EXERCISE DESCRIPTION: Copy out each line in the listing below where the word "QUARTIERS" appears.

▼

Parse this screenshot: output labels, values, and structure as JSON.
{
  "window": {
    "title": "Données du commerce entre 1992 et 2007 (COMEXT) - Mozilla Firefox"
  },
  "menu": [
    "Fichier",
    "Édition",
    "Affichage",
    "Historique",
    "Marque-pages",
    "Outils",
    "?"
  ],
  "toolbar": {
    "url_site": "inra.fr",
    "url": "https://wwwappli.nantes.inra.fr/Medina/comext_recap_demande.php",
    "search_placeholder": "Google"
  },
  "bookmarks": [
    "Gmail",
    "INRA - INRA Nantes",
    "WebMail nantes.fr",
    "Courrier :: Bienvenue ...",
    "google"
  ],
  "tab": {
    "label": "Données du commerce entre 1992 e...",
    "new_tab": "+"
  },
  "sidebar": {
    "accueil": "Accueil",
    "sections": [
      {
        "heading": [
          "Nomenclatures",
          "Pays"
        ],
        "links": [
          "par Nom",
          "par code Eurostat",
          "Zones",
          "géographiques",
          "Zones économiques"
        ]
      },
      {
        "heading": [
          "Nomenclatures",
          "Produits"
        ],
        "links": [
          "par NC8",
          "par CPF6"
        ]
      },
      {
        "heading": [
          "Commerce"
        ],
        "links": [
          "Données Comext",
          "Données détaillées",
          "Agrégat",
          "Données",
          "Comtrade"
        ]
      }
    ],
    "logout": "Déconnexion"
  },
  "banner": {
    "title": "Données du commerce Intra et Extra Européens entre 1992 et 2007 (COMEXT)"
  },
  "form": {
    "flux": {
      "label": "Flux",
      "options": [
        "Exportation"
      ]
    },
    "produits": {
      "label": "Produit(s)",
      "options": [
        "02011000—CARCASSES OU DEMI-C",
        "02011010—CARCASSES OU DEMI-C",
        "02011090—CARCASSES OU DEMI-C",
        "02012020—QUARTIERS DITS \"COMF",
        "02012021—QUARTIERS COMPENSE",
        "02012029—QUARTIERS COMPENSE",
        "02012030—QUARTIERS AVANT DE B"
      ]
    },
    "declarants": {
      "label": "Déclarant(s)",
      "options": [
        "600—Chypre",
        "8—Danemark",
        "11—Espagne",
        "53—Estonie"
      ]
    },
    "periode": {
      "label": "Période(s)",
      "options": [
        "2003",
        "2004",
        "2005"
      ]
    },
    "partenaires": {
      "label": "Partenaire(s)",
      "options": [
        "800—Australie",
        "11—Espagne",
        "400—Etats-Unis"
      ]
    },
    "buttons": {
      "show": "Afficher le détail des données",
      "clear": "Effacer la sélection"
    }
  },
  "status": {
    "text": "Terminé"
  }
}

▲

YOUR RESPONSE:
        "02012020—QUARTIERS DITS \"COMF",
        "02012021—QUARTIERS COMPENSE",
        "02012029—QUARTIERS COMPENSE",
        "02012030—QUARTIERS AVANT DE B"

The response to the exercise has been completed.